Survival in Male vs Female Patients Receiving Immune Checkpoint Inhibitors


Key Points

  • Pooled overall survival hazard ratios for immune checkpoint inhibitor vs control treatment were 0.72 for men and 0.86 for women.
  • The difference in survival benefit was statistically significant.   

In a systematic review and meta-analysis reported in The Lancet Oncology, Conforti et al found a significant difference in overall survival benefit favoring male vs female patients receiving immune checkpoint inhibitor therapy for advanced cancers.

Study Details

The study involved database searches of the literature through November 2017 for randomized controlled trials of immune checkpoint inhibitors that included hazard ratios (HRs) for death according to patient sex. A total of 20 trials of ipilimumab (Yervoy), tremelimumab, nivolumab (Opdivo), and pembrolizumab (Keytruda) were identified, including a total of 11,351 patients with advanced or metastatic disease. Of these, 7,646 (67%) were men and 3,705 (33%) were women; the most common types of cancer were melanoma (n = 3,632, 32%) and non–small cell lung cancer (n = 3,482, 31%).

Among all patients, 2,881 were enrolled in ipilimumab trials; 1,226 in tremelimumab trials; 3,893 in nivolumab trials; 3,209 in pembrolizumab trials; and 142 in a nivolumab plus ipilimumab trial.

Survival by Sex

Among all patients, the pooled overall survival HRs were 0.72 (95% confidence interval [CI] = 0.65–0.79) for immune checkpoint inhibitor vs control treatment in male patients and 0.86 (95% CI = 0.79–0.93) in female patients. The difference in efficacy between men and women receiving immune checkpoint inhibitors was significant (P = .0019), with the pooled interaction HR for men vs women being 0.85. Subgroup analyses for cancer type (P = .72 for heterogeneity); line of treatment (P = .77 for heterogeneity); type of immune checkpoint inhibitor (anti–programmed cell death protein 1 [PD-1], anti–CTLA-4; P = .40 for heterogeneity); and control group (immunotherapy, no immunotherapy; P = .72) showed better HRs for men vs women for each subgroup, with the heterogeneity test for the sex interaction being nonsignificant in each subgroup.

The investigators concluded, “Immune checkpoint inhibitors can improve overall survival for patients with advanced cancers such as melanoma and non–small cell lung cancer, but the magnitude of benefit is sex-dependent. Future research should guarantee greater inclusion of women in trials and focus on improving the effectiveness of immunotherapies in women, perhaps exploring different immunotherapeutic approaches in men and women.”

The investigators reported that there was no funding for the study.

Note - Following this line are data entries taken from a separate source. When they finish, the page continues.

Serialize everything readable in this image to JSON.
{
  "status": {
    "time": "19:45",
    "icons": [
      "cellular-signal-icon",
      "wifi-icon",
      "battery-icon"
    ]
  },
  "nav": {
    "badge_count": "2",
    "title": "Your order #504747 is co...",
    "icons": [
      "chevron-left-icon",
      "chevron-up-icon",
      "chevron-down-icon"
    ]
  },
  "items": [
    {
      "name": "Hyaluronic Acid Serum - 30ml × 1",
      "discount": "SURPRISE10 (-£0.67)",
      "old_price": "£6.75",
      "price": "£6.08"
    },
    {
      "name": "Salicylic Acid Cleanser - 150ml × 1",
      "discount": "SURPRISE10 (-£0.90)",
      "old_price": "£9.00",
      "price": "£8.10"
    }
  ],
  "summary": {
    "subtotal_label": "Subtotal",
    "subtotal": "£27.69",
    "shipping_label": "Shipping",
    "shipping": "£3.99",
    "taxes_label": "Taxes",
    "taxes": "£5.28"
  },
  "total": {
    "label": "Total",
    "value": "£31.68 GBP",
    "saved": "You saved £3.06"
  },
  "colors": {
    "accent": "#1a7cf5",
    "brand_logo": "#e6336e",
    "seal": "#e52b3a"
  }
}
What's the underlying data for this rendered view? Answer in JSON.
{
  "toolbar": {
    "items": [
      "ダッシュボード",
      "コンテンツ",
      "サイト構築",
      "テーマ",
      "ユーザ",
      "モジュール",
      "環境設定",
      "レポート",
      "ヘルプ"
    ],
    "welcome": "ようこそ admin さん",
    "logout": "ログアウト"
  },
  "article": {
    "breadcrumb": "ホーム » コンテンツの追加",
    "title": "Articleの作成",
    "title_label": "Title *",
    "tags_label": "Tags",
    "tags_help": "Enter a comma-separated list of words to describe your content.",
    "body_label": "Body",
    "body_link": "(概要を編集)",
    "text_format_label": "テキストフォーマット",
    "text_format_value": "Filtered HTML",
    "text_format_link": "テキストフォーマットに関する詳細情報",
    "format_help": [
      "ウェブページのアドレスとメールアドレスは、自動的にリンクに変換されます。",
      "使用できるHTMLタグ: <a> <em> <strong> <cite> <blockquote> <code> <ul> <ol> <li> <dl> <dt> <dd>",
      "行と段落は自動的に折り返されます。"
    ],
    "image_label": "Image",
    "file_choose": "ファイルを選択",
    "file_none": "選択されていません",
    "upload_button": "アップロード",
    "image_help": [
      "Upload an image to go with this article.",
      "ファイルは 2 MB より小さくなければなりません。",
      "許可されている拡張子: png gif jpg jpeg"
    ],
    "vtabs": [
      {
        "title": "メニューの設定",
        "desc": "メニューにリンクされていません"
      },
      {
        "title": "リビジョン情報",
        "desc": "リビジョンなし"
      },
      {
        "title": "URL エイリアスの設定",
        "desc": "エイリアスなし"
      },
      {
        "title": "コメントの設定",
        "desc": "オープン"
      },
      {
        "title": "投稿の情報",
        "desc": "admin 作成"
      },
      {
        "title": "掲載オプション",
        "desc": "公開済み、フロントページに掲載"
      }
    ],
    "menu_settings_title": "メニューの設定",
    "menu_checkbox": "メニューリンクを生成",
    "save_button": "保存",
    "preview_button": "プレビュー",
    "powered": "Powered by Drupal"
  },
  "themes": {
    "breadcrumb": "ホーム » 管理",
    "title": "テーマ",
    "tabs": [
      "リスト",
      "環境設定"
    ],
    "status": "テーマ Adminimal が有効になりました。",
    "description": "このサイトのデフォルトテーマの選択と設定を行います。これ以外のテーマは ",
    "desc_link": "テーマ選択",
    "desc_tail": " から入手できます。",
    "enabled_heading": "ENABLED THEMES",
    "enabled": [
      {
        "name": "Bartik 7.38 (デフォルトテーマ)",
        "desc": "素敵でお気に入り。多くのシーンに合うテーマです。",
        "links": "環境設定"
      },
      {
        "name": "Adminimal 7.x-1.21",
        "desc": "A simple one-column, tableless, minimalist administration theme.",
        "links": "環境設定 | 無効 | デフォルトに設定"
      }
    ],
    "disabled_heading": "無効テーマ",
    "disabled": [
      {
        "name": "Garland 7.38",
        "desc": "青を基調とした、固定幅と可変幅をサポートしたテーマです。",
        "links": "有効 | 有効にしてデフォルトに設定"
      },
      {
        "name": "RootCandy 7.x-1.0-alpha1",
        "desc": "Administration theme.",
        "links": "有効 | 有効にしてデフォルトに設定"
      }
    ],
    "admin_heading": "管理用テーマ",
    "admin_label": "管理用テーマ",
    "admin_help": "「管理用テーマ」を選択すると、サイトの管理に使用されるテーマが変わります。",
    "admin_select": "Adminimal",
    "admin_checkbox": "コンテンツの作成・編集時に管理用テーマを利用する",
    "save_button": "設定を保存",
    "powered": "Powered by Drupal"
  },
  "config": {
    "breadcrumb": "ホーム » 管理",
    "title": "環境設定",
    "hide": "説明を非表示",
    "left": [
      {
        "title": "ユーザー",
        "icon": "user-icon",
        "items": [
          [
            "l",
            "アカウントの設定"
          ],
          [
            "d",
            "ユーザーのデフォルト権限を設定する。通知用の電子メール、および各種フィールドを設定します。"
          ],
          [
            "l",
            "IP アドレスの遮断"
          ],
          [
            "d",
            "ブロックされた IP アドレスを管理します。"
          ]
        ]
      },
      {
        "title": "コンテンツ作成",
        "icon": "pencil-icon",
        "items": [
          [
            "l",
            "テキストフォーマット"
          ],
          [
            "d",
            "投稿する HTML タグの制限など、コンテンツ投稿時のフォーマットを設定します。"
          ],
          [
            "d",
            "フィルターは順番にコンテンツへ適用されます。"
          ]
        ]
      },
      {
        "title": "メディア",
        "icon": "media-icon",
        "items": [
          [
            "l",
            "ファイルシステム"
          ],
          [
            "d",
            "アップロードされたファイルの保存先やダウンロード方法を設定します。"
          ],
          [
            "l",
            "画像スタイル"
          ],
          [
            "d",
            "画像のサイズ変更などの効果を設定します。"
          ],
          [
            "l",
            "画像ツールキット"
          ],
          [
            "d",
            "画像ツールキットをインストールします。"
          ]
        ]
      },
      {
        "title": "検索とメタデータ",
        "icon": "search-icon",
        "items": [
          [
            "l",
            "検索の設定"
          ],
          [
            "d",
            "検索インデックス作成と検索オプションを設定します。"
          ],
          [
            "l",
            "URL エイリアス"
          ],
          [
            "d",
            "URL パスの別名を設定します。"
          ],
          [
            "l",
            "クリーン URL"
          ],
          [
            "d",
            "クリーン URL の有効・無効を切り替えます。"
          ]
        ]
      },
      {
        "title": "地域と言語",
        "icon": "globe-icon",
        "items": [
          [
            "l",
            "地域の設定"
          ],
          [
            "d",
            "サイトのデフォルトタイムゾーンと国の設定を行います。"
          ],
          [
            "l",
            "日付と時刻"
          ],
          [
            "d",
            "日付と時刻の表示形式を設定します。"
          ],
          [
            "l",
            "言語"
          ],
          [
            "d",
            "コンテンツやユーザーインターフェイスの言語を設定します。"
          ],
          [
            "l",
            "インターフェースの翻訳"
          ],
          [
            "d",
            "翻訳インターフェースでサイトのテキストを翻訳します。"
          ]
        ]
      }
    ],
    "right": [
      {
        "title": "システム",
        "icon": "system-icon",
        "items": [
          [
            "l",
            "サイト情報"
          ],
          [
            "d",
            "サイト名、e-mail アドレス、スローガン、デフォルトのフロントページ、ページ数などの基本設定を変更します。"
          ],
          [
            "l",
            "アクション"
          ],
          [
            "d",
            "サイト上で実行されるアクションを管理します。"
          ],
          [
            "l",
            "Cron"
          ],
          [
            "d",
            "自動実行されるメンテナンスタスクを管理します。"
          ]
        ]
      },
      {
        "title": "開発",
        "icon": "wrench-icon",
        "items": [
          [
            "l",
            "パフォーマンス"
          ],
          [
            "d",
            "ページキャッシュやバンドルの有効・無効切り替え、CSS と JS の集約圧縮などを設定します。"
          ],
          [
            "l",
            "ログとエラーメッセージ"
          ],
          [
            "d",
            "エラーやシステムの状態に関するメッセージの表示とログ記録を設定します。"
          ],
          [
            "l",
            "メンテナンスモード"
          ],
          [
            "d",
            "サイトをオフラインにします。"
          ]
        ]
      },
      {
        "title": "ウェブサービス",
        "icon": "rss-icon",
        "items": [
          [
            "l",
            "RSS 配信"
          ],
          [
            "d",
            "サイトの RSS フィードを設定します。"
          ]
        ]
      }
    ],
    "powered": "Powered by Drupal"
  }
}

Fabio Conforti, MD, of the Division of Medical Oncology for Melanoma & Sarcoma, European Institute of Oncology, Milan, is the corresponding author for The Lancet Oncology article. 

The content in this post has not been reviewed by the American Society of Clinical Oncology, Inc. (ASCO®) and does not necessarily reflect the ideas and opinions of ASCO®.